“What is primarily different here, and what makes this the most urgent work I’ve ever done,” says Rosenbaum, “is that the crimes are ongoing. This is the first time I’ve ever worked on a matter where the core international crimes are being committed while we’re doing the work.”
But Rosenbaum, who in recent years has pursued perpetrators from Guatemala, Bosnia, Rwanda, and elsewhere, stresses that he is no stranger to urgency. “I’ve always felt my work was rather like being told, ‘Run a mile in four minutes.’ And then you get a year older, and they say, ‘Well, now you’ve got to run it in 3:55, because these Nazis are dying.’ And then each year, you have to run it faster and faster and faster, even though you yourself are getting less able to run faster.”

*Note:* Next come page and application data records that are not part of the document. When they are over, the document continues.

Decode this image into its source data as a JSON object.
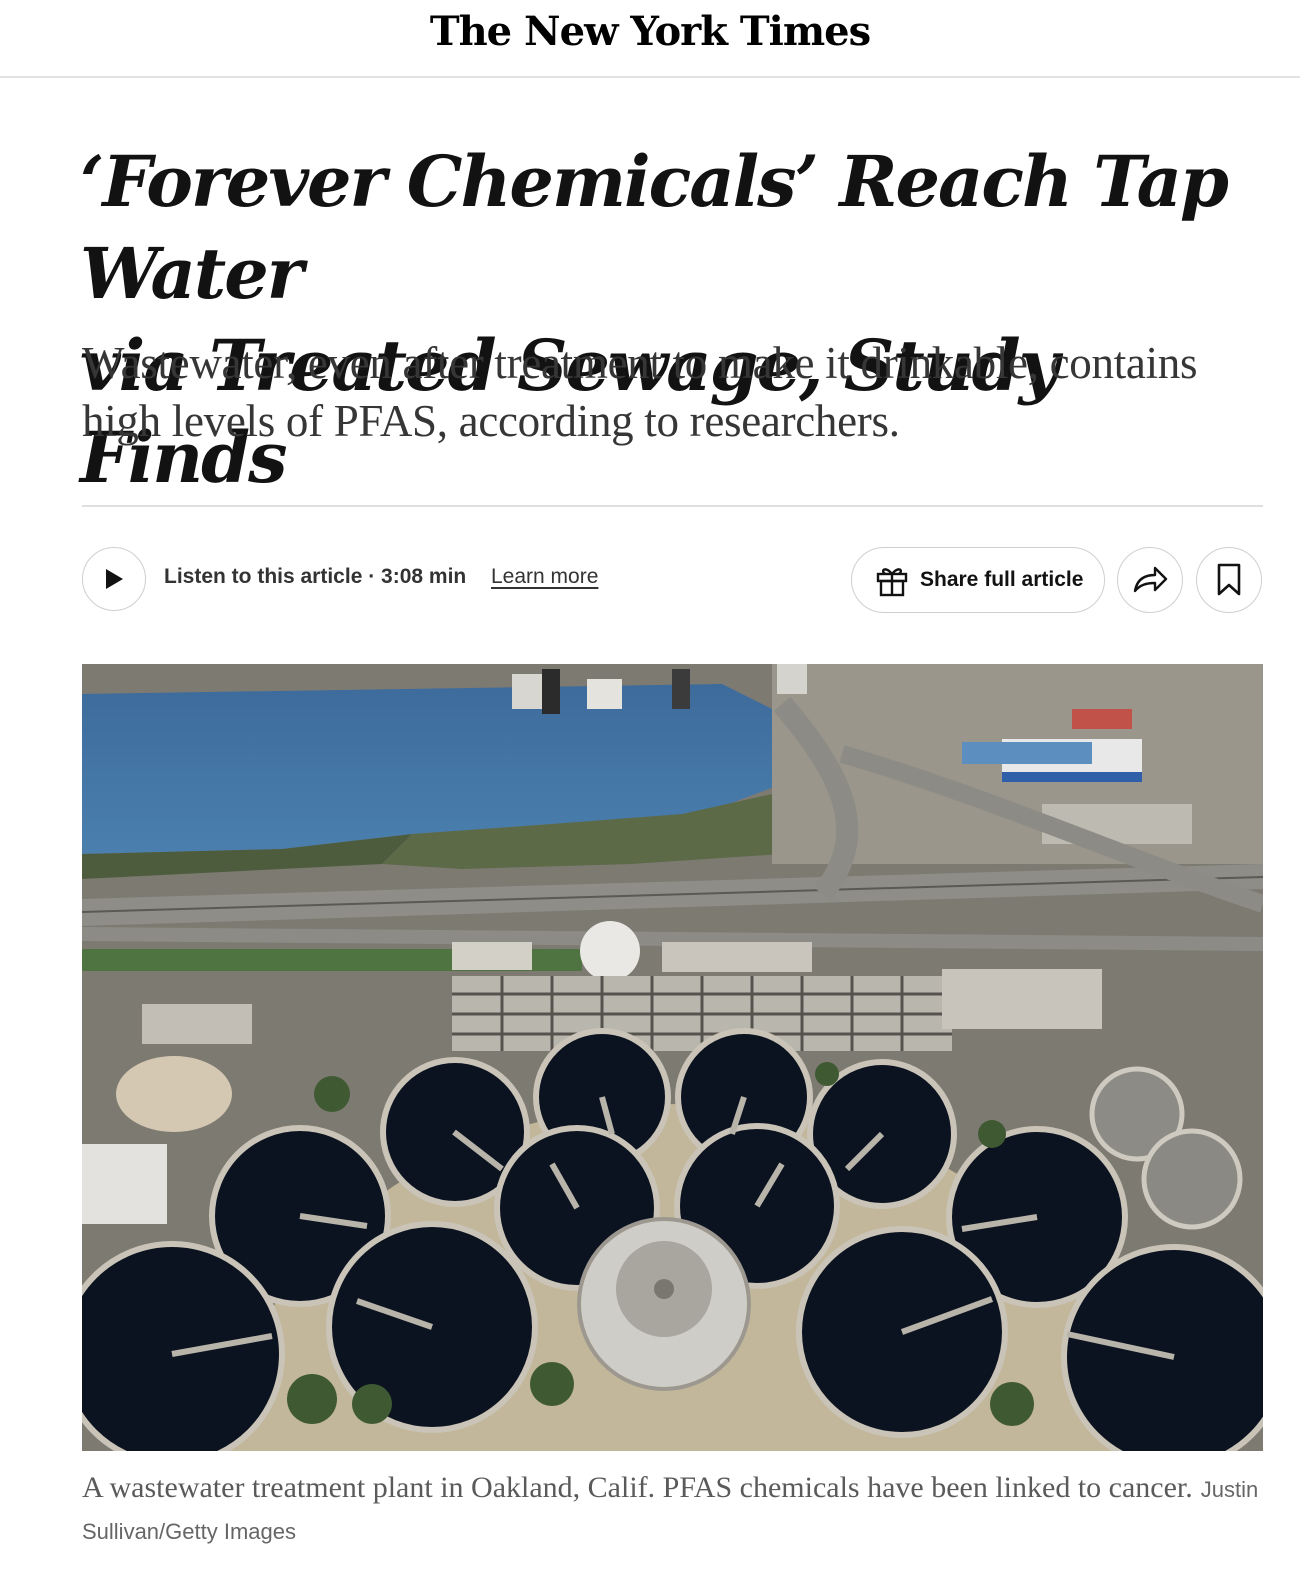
{
  "masthead": {
    "logo": "The New York Times"
  },
  "article": {
    "headline_line1": "‘Forever Chemicals’ Reach Tap Water",
    "headline_line2": "via Treated Sewage, Study Finds",
    "summary": "Wastewater, even after treatment to make it drinkable, contains high levels of PFAS, according to researchers."
  },
  "audio": {
    "listen_label": "Listen to this article · 3:08 min",
    "learn_more": "Learn more"
  },
  "actions": {
    "share_label": "Share full article",
    "icons": [
      "play-icon",
      "gift-icon",
      "share-arrow-icon",
      "bookmark-icon"
    ]
  },
  "photo": {
    "caption": "A wastewater treatment plant in Oakland, Calif. PFAS chemicals have been linked to cancer.",
    "credit": "Justin Sullivan/Getty Images"
  }
}
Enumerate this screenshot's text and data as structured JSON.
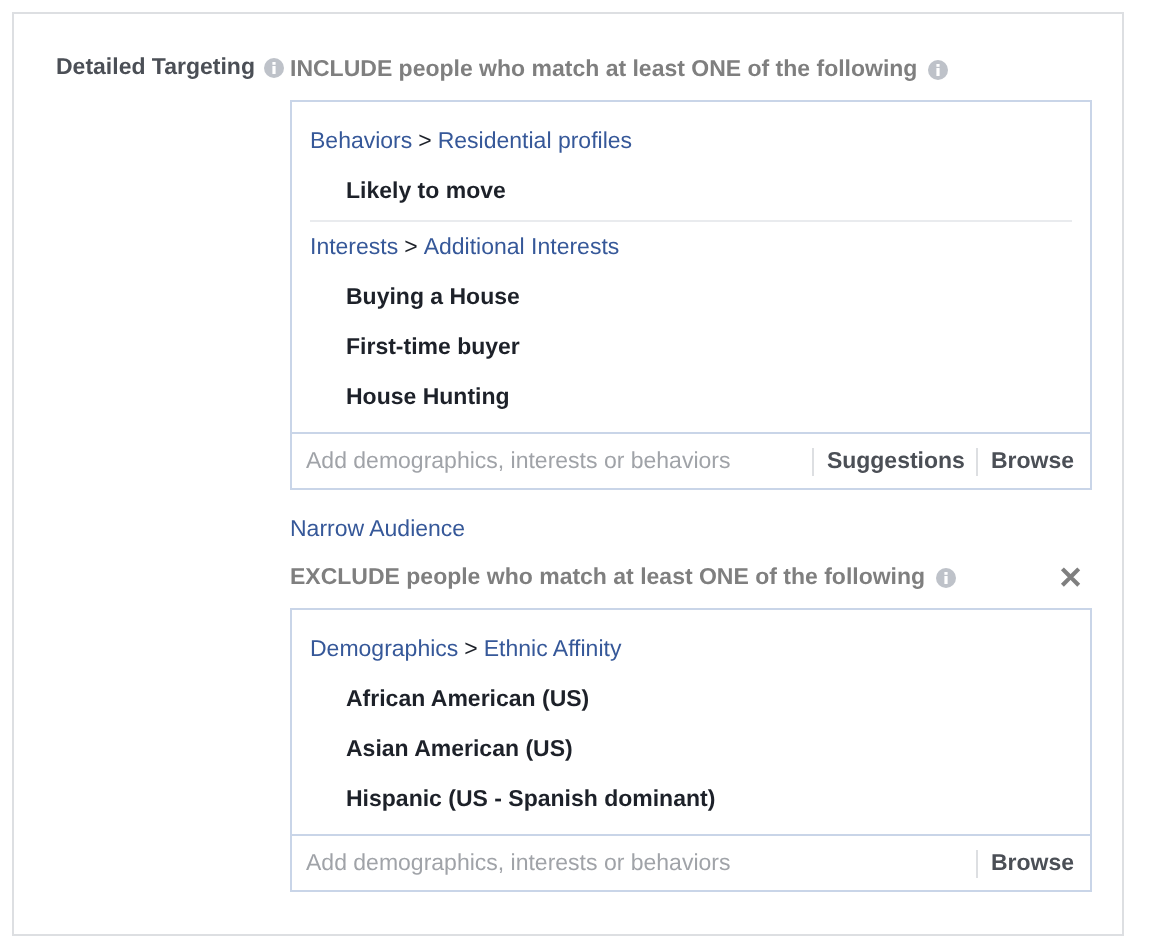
{
  "label": "Detailed Targeting",
  "include": {
    "heading": "INCLUDE people who match at least ONE of the following",
    "groups": [
      {
        "category": "Behaviors",
        "separator": ">",
        "subcategory": "Residential profiles",
        "items": [
          "Likely to move"
        ]
      },
      {
        "category": "Interests",
        "separator": ">",
        "subcategory": "Additional Interests",
        "items": [
          "Buying a House",
          "First-time buyer",
          "House Hunting"
        ]
      }
    ],
    "field": {
      "placeholder": "Add demographics, interests or behaviors"
    },
    "actions": [
      "Suggestions",
      "Browse"
    ]
  },
  "narrow_link": "Narrow Audience",
  "exclude": {
    "heading": "EXCLUDE people who match at least ONE of the following",
    "close_button": "✕",
    "groups": [
      {
        "category": "Demographics",
        "separator": ">",
        "subcategory": "Ethnic Affinity",
        "items": [
          "African American (US)",
          "Asian American (US)",
          "Hispanic (US - Spanish dominant)"
        ]
      }
    ],
    "field": {
      "placeholder": "Add demographics, interests or behaviors"
    },
    "actions": [
      "Browse"
    ]
  }
}
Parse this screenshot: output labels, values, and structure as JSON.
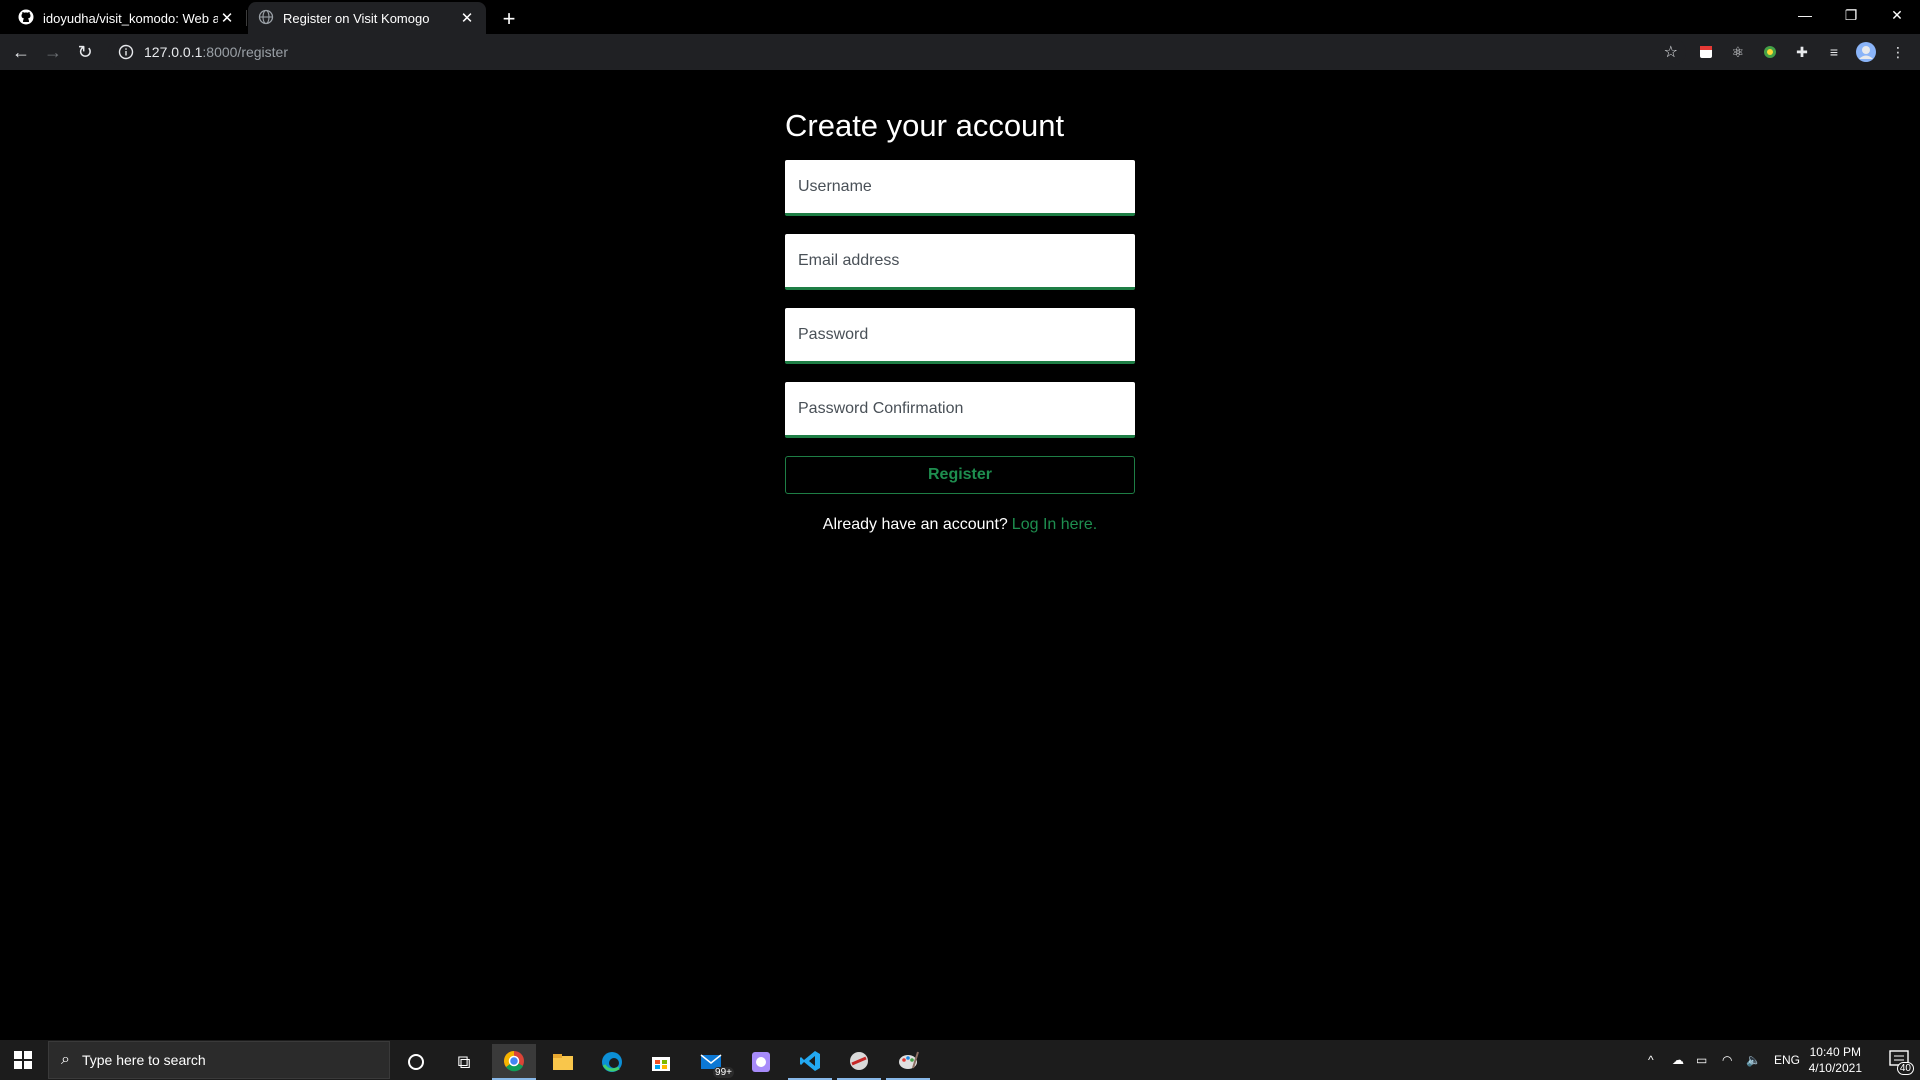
{
  "browser": {
    "tabs": [
      {
        "title": "idoyudha/visit_komodo: Web app",
        "icon": "github-icon"
      },
      {
        "title": "Register on Visit Komogo",
        "icon": "globe-icon"
      }
    ],
    "url_host": "127.0.0.1",
    "url_rest": ":8000/register"
  },
  "form": {
    "heading": "Create your account",
    "username_placeholder": "Username",
    "email_placeholder": "Email address",
    "password_placeholder": "Password",
    "password_confirm_placeholder": "Password Confirmation",
    "register_label": "Register",
    "login_prompt": "Already have an account?",
    "login_link": "Log In here."
  },
  "taskbar": {
    "search_placeholder": "Type here to search",
    "mail_badge": "99+",
    "language": "ENG",
    "time": "10:40 PM",
    "date": "4/10/2021",
    "notification_count": "40"
  },
  "colors": {
    "accent": "#1e8e4f",
    "background": "#000000"
  }
}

In the case of Ukraine, Rosenbaum says, “almost contrary to logic, time is our friend. No government lasts forever. One day, as happened in Germany, a new [Russian] government may be empowered that is responsible and appreciates the importance of seeking justice in these cases. And we could gain access to evidence in Russia.”
Over time, too, perpetrators could end up immigrating to the United States, just as many Nazis managed to do. Even if prosecuting them specifically for war crimes isn’t feasible, Rosenbaum says, “we have a lot of experience in using other tools,” such as proving immigration or naturalization fraud. “Participants in the perpetration of these ghastly crimes need to know that they will more or less be stuck in Russia for the rest of their lives because they can never be confident that any other country is going to be safe.”
Since the Russian invasion, allegations of Russian military atrocities against Ukrainian civilians in places such as Bucha and Mariupol have dominated the news. But Rosenbaum says he would not shrink from cases involving Ukrainian perpetrators if evidence pointed in that direction. “I’ve worked with Russians before,” he says. “It’s a strange world.”
Along with their legal savvy, Rosenbaum says, he and his colleagues “also have a certain fearlessness. The word ‘impossible’ doesn’t scare us too much. We’re impatient in that we want to pursue justice as expeditiously as can be done. But if patience is required, we have that.
“I couldn’t think of anything that I would rather do than this,” Rosenbaum concludes. Then he signs off for a Zoom meeting with Ukrainian prosecutors in Kyiv.
—Julia M. Klein